Segment Start: Information shown

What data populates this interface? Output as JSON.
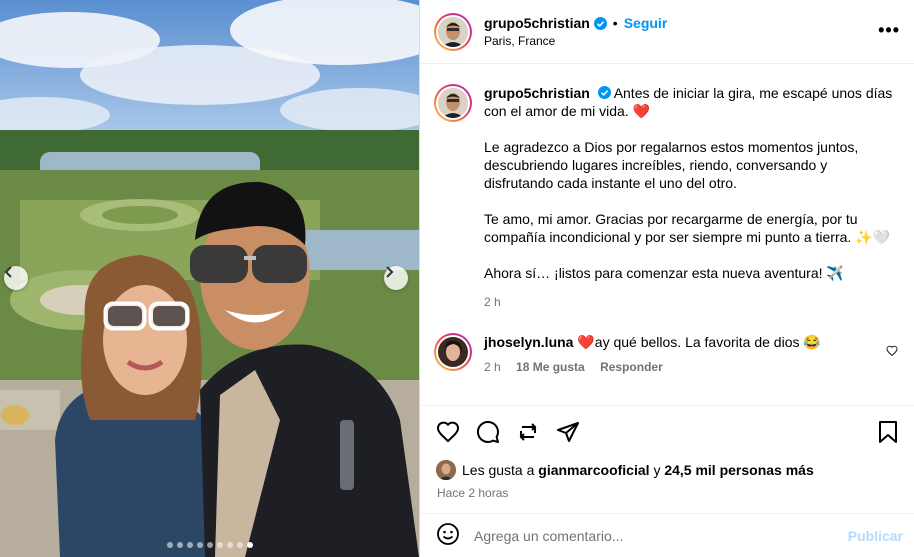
{
  "post": {
    "author": "grupo5christian",
    "follow_label": "Seguir",
    "location": "Paris, France",
    "more_label": "•••",
    "carousel_dot_count": 9,
    "carousel_active_index": 8
  },
  "caption": {
    "username": "grupo5christian",
    "paragraphs": [
      "Antes de iniciar la gira, me escapé unos días con el amor de mi vida. ❤️",
      "Le agradezco a Dios por regalarnos estos momentos juntos, descubriendo lugares increíbles, riendo, conversando y disfrutando cada instante el uno del otro.",
      "Te amo, mi amor. Gracias por recargarme de energía, por tu compañía incondicional y por ser siempre mi punto a tierra. ✨🤍",
      "Ahora sí… ¡listos para comenzar esta nueva aventura! ✈️"
    ],
    "time": "2 h"
  },
  "comments": [
    {
      "username": "jhoselyn.luna",
      "text": "❤️ay qué bellos. La favorita de dios 😂",
      "time": "2 h",
      "likes": "18 Me gusta",
      "reply_label": "Responder"
    }
  ],
  "likes": {
    "prefix": "Les gusta a ",
    "user": "gianmarcooficial",
    "connector": " y ",
    "others": "24,5 mil personas más"
  },
  "posted_ago": "Hace 2 horas",
  "comment_box": {
    "placeholder": "Agrega un comentario...",
    "publish_label": "Publicar"
  },
  "colors": {
    "accent": "#0095f6",
    "verified": "#0095f6",
    "secondary_text": "#737373",
    "publish_disabled": "#b3dbff"
  }
}
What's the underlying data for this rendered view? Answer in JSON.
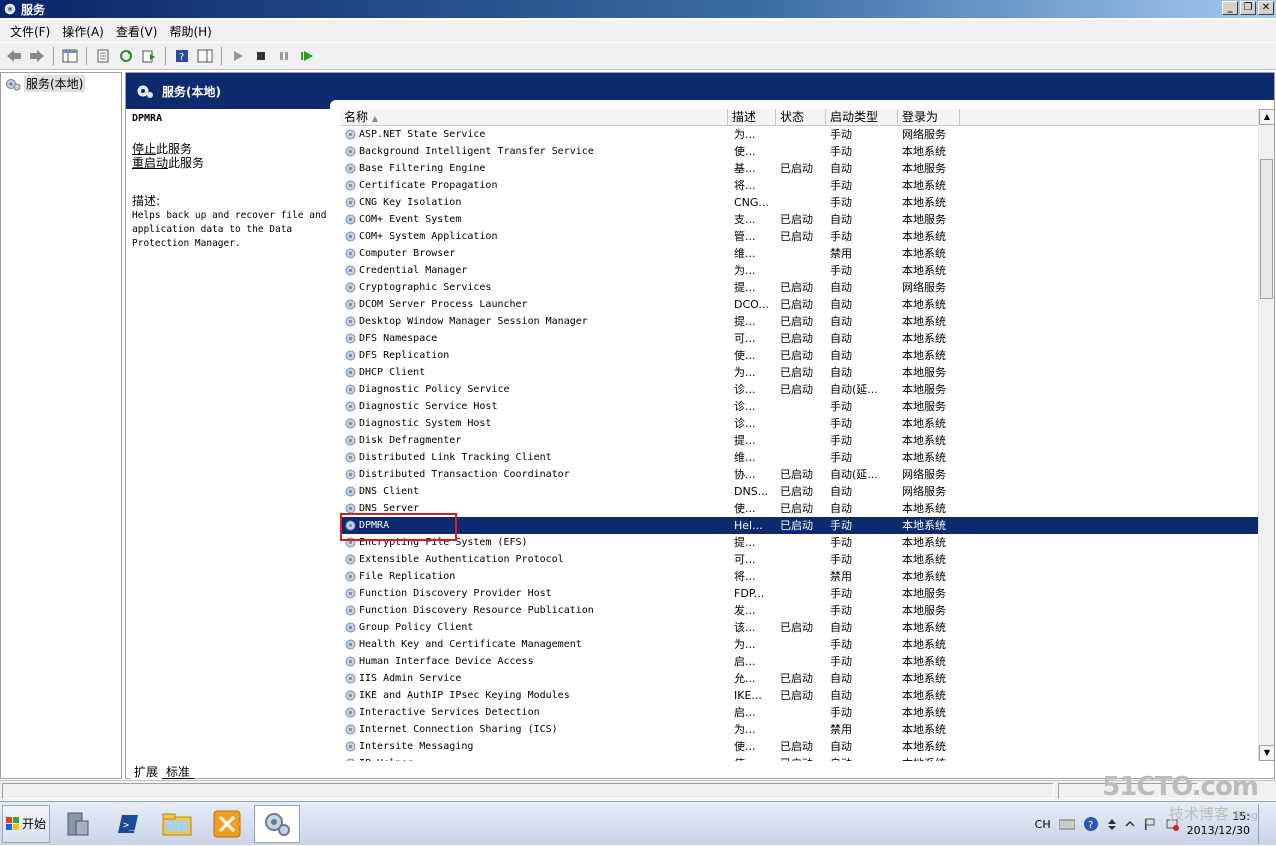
{
  "window": {
    "title": "服务"
  },
  "menu": [
    "文件(F)",
    "操作(A)",
    "查看(V)",
    "帮助(H)"
  ],
  "tree": {
    "root_label": "服务(本地)"
  },
  "main_header": {
    "title": "服务(本地)"
  },
  "detail": {
    "service_name": "DPMRA",
    "stop_link_underlined": "停止",
    "stop_link_rest": "此服务",
    "restart_link_underlined": "重启动",
    "restart_link_rest": "此服务",
    "desc_label": "描述:",
    "desc_text": "Helps back up and recover file and application data to the Data Protection Manager."
  },
  "columns": [
    "名称",
    "描述",
    "状态",
    "启动类型",
    "登录为"
  ],
  "rows": [
    {
      "name": "ASP.NET State Service",
      "desc": "为...",
      "state": "",
      "start": "手动",
      "logon": "网络服务"
    },
    {
      "name": "Background Intelligent Transfer Service",
      "desc": "使...",
      "state": "",
      "start": "手动",
      "logon": "本地系统"
    },
    {
      "name": "Base Filtering Engine",
      "desc": "基...",
      "state": "已启动",
      "start": "自动",
      "logon": "本地服务"
    },
    {
      "name": "Certificate Propagation",
      "desc": "将...",
      "state": "",
      "start": "手动",
      "logon": "本地系统"
    },
    {
      "name": "CNG Key Isolation",
      "desc": "CNG...",
      "state": "",
      "start": "手动",
      "logon": "本地系统"
    },
    {
      "name": "COM+ Event System",
      "desc": "支...",
      "state": "已启动",
      "start": "自动",
      "logon": "本地服务"
    },
    {
      "name": "COM+ System Application",
      "desc": "管...",
      "state": "已启动",
      "start": "手动",
      "logon": "本地系统"
    },
    {
      "name": "Computer Browser",
      "desc": "维...",
      "state": "",
      "start": "禁用",
      "logon": "本地系统"
    },
    {
      "name": "Credential Manager",
      "desc": "为...",
      "state": "",
      "start": "手动",
      "logon": "本地系统"
    },
    {
      "name": "Cryptographic Services",
      "desc": "提...",
      "state": "已启动",
      "start": "自动",
      "logon": "网络服务"
    },
    {
      "name": "DCOM Server Process Launcher",
      "desc": "DCO...",
      "state": "已启动",
      "start": "自动",
      "logon": "本地系统"
    },
    {
      "name": "Desktop Window Manager Session Manager",
      "desc": "提...",
      "state": "已启动",
      "start": "自动",
      "logon": "本地系统"
    },
    {
      "name": "DFS Namespace",
      "desc": "可...",
      "state": "已启动",
      "start": "自动",
      "logon": "本地系统"
    },
    {
      "name": "DFS Replication",
      "desc": "使...",
      "state": "已启动",
      "start": "自动",
      "logon": "本地系统"
    },
    {
      "name": "DHCP Client",
      "desc": "为...",
      "state": "已启动",
      "start": "自动",
      "logon": "本地服务"
    },
    {
      "name": "Diagnostic Policy Service",
      "desc": "诊...",
      "state": "已启动",
      "start": "自动(延...",
      "logon": "本地服务"
    },
    {
      "name": "Diagnostic Service Host",
      "desc": "诊...",
      "state": "",
      "start": "手动",
      "logon": "本地服务"
    },
    {
      "name": "Diagnostic System Host",
      "desc": "诊...",
      "state": "",
      "start": "手动",
      "logon": "本地系统"
    },
    {
      "name": "Disk Defragmenter",
      "desc": "提...",
      "state": "",
      "start": "手动",
      "logon": "本地系统"
    },
    {
      "name": "Distributed Link Tracking Client",
      "desc": "维...",
      "state": "",
      "start": "手动",
      "logon": "本地系统"
    },
    {
      "name": "Distributed Transaction Coordinator",
      "desc": "协...",
      "state": "已启动",
      "start": "自动(延...",
      "logon": "网络服务"
    },
    {
      "name": "DNS Client",
      "desc": "DNS...",
      "state": "已启动",
      "start": "自动",
      "logon": "网络服务"
    },
    {
      "name": "DNS Server",
      "desc": "使...",
      "state": "已启动",
      "start": "自动",
      "logon": "本地系统"
    },
    {
      "name": "DPMRA",
      "desc": "Hel...",
      "state": "已启动",
      "start": "手动",
      "logon": "本地系统",
      "selected": true
    },
    {
      "name": "Encrypting File System (EFS)",
      "desc": "提...",
      "state": "",
      "start": "手动",
      "logon": "本地系统"
    },
    {
      "name": "Extensible Authentication Protocol",
      "desc": "可...",
      "state": "",
      "start": "手动",
      "logon": "本地系统"
    },
    {
      "name": "File Replication",
      "desc": "将...",
      "state": "",
      "start": "禁用",
      "logon": "本地系统"
    },
    {
      "name": "Function Discovery Provider Host",
      "desc": "FDP...",
      "state": "",
      "start": "手动",
      "logon": "本地服务"
    },
    {
      "name": "Function Discovery Resource Publication",
      "desc": "发...",
      "state": "",
      "start": "手动",
      "logon": "本地服务"
    },
    {
      "name": "Group Policy Client",
      "desc": "该...",
      "state": "已启动",
      "start": "自动",
      "logon": "本地系统"
    },
    {
      "name": "Health Key and Certificate Management",
      "desc": "为...",
      "state": "",
      "start": "手动",
      "logon": "本地系统"
    },
    {
      "name": "Human Interface Device Access",
      "desc": "启...",
      "state": "",
      "start": "手动",
      "logon": "本地系统"
    },
    {
      "name": "IIS Admin Service",
      "desc": "允...",
      "state": "已启动",
      "start": "自动",
      "logon": "本地系统"
    },
    {
      "name": "IKE and AuthIP IPsec Keying Modules",
      "desc": "IKE...",
      "state": "已启动",
      "start": "自动",
      "logon": "本地系统"
    },
    {
      "name": "Interactive Services Detection",
      "desc": "启...",
      "state": "",
      "start": "手动",
      "logon": "本地系统"
    },
    {
      "name": "Internet Connection Sharing (ICS)",
      "desc": "为...",
      "state": "",
      "start": "禁用",
      "logon": "本地系统"
    },
    {
      "name": "Intersite Messaging",
      "desc": "使...",
      "state": "已启动",
      "start": "自动",
      "logon": "本地系统"
    },
    {
      "name": "IP Helper",
      "desc": "使...",
      "state": "已启动",
      "start": "自动",
      "logon": "本地系统"
    }
  ],
  "tabs": [
    "扩展",
    "标准"
  ],
  "taskbar": {
    "start_label": "开始"
  },
  "tray": {
    "lang": "CH",
    "time": "15:",
    "date": "2013/12/30"
  },
  "watermark": {
    "line1": "51CTO.com",
    "line2": "技术博客",
    "line3": "Blog"
  }
}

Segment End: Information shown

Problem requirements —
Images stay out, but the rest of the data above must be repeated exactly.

Problem solution —
What data populates this interface? Output as JSON.
{
  "post": {
    "author": "grupo5christian",
    "follow_label": "Seguir",
    "location": "Paris, France",
    "more_label": "•••",
    "carousel_dot_count": 9,
    "carousel_active_index": 8
  },
  "caption": {
    "username": "grupo5christian",
    "paragraphs": [
      "Antes de iniciar la gira, me escapé unos días con el amor de mi vida. ❤️",
      "Le agradezco a Dios por regalarnos estos momentos juntos, descubriendo lugares increíbles, riendo, conversando y disfrutando cada instante el uno del otro.",
      "Te amo, mi amor. Gracias por recargarme de energía, por tu compañía incondicional y por ser siempre mi punto a tierra. ✨🤍",
      "Ahora sí… ¡listos para comenzar esta nueva aventura! ✈️"
    ],
    "time": "2 h"
  },
  "comments": [
    {
      "username": "jhoselyn.luna",
      "text": "❤️ay qué bellos. La favorita de dios 😂",
      "time": "2 h",
      "likes": "18 Me gusta",
      "reply_label": "Responder"
    }
  ],
  "likes": {
    "prefix": "Les gusta a ",
    "user": "gianmarcooficial",
    "connector": " y ",
    "others": "24,5 mil personas más"
  },
  "posted_ago": "Hace 2 horas",
  "comment_box": {
    "placeholder": "Agrega un comentario...",
    "publish_label": "Publicar"
  },
  "colors": {
    "accent": "#0095f6",
    "verified": "#0095f6",
    "secondary_text": "#737373",
    "publish_disabled": "#b3dbff"
  }
}
What's the underlying data for this rendered view? Answer in JSON.
{
  "window": {
    "title": "服务"
  },
  "menu": [
    "文件(F)",
    "操作(A)",
    "查看(V)",
    "帮助(H)"
  ],
  "tree": {
    "root_label": "服务(本地)"
  },
  "main_header": {
    "title": "服务(本地)"
  },
  "detail": {
    "service_name": "DPMRA",
    "stop_link_underlined": "停止",
    "stop_link_rest": "此服务",
    "restart_link_underlined": "重启动",
    "restart_link_rest": "此服务",
    "desc_label": "描述:",
    "desc_text": "Helps back up and recover file and application data to the Data Protection Manager."
  },
  "columns": [
    "名称",
    "描述",
    "状态",
    "启动类型",
    "登录为"
  ],
  "rows": [
    {
      "name": "ASP.NET State Service",
      "desc": "为...",
      "state": "",
      "start": "手动",
      "logon": "网络服务"
    },
    {
      "name": "Background Intelligent Transfer Service",
      "desc": "使...",
      "state": "",
      "start": "手动",
      "logon": "本地系统"
    },
    {
      "name": "Base Filtering Engine",
      "desc": "基...",
      "state": "已启动",
      "start": "自动",
      "logon": "本地服务"
    },
    {
      "name": "Certificate Propagation",
      "desc": "将...",
      "state": "",
      "start": "手动",
      "logon": "本地系统"
    },
    {
      "name": "CNG Key Isolation",
      "desc": "CNG...",
      "state": "",
      "start": "手动",
      "logon": "本地系统"
    },
    {
      "name": "COM+ Event System",
      "desc": "支...",
      "state": "已启动",
      "start": "自动",
      "logon": "本地服务"
    },
    {
      "name": "COM+ System Application",
      "desc": "管...",
      "state": "已启动",
      "start": "手动",
      "logon": "本地系统"
    },
    {
      "name": "Computer Browser",
      "desc": "维...",
      "state": "",
      "start": "禁用",
      "logon": "本地系统"
    },
    {
      "name": "Credential Manager",
      "desc": "为...",
      "state": "",
      "start": "手动",
      "logon": "本地系统"
    },
    {
      "name": "Cryptographic Services",
      "desc": "提...",
      "state": "已启动",
      "start": "自动",
      "logon": "网络服务"
    },
    {
      "name": "DCOM Server Process Launcher",
      "desc": "DCO...",
      "state": "已启动",
      "start": "自动",
      "logon": "本地系统"
    },
    {
      "name": "Desktop Window Manager Session Manager",
      "desc": "提...",
      "state": "已启动",
      "start": "自动",
      "logon": "本地系统"
    },
    {
      "name": "DFS Namespace",
      "desc": "可...",
      "state": "已启动",
      "start": "自动",
      "logon": "本地系统"
    },
    {
      "name": "DFS Replication",
      "desc": "使...",
      "state": "已启动",
      "start": "自动",
      "logon": "本地系统"
    },
    {
      "name": "DHCP Client",
      "desc": "为...",
      "state": "已启动",
      "start": "自动",
      "logon": "本地服务"
    },
    {
      "name": "Diagnostic Policy Service",
      "desc": "诊...",
      "state": "已启动",
      "start": "自动(延...",
      "logon": "本地服务"
    },
    {
      "name": "Diagnostic Service Host",
      "desc": "诊...",
      "state": "",
      "start": "手动",
      "logon": "本地服务"
    },
    {
      "name": "Diagnostic System Host",
      "desc": "诊...",
      "state": "",
      "start": "手动",
      "logon": "本地系统"
    },
    {
      "name": "Disk Defragmenter",
      "desc": "提...",
      "state": "",
      "start": "手动",
      "logon": "本地系统"
    },
    {
      "name": "Distributed Link Tracking Client",
      "desc": "维...",
      "state": "",
      "start": "手动",
      "logon": "本地系统"
    },
    {
      "name": "Distributed Transaction Coordinator",
      "desc": "协...",
      "state": "已启动",
      "start": "自动(延...",
      "logon": "网络服务"
    },
    {
      "name": "DNS Client",
      "desc": "DNS...",
      "state": "已启动",
      "start": "自动",
      "logon": "网络服务"
    },
    {
      "name": "DNS Server",
      "desc": "使...",
      "state": "已启动",
      "start": "自动",
      "logon": "本地系统"
    },
    {
      "name": "DPMRA",
      "desc": "Hel...",
      "state": "已启动",
      "start": "手动",
      "logon": "本地系统",
      "selected": true
    },
    {
      "name": "Encrypting File System (EFS)",
      "desc": "提...",
      "state": "",
      "start": "手动",
      "logon": "本地系统"
    },
    {
      "name": "Extensible Authentication Protocol",
      "desc": "可...",
      "state": "",
      "start": "手动",
      "logon": "本地系统"
    },
    {
      "name": "File Replication",
      "desc": "将...",
      "state": "",
      "start": "禁用",
      "logon": "本地系统"
    },
    {
      "name": "Function Discovery Provider Host",
      "desc": "FDP...",
      "state": "",
      "start": "手动",
      "logon": "本地服务"
    },
    {
      "name": "Function Discovery Resource Publication",
      "desc": "发...",
      "state": "",
      "start": "手动",
      "logon": "本地服务"
    },
    {
      "name": "Group Policy Client",
      "desc": "该...",
      "state": "已启动",
      "start": "自动",
      "logon": "本地系统"
    },
    {
      "name": "Health Key and Certificate Management",
      "desc": "为...",
      "state": "",
      "start": "手动",
      "logon": "本地系统"
    },
    {
      "name": "Human Interface Device Access",
      "desc": "启...",
      "state": "",
      "start": "手动",
      "logon": "本地系统"
    },
    {
      "name": "IIS Admin Service",
      "desc": "允...",
      "state": "已启动",
      "start": "自动",
      "logon": "本地系统"
    },
    {
      "name": "IKE and AuthIP IPsec Keying Modules",
      "desc": "IKE...",
      "state": "已启动",
      "start": "自动",
      "logon": "本地系统"
    },
    {
      "name": "Interactive Services Detection",
      "desc": "启...",
      "state": "",
      "start": "手动",
      "logon": "本地系统"
    },
    {
      "name": "Internet Connection Sharing (ICS)",
      "desc": "为...",
      "state": "",
      "start": "禁用",
      "logon": "本地系统"
    },
    {
      "name": "Intersite Messaging",
      "desc": "使...",
      "state": "已启动",
      "start": "自动",
      "logon": "本地系统"
    },
    {
      "name": "IP Helper",
      "desc": "使...",
      "state": "已启动",
      "start": "自动",
      "logon": "本地系统"
    }
  ],
  "tabs": [
    "扩展",
    "标准"
  ],
  "taskbar": {
    "start_label": "开始"
  },
  "tray": {
    "lang": "CH",
    "time": "15:",
    "date": "2013/12/30"
  },
  "watermark": {
    "line1": "51CTO.com",
    "line2": "技术博客",
    "line3": "Blog"
  }
}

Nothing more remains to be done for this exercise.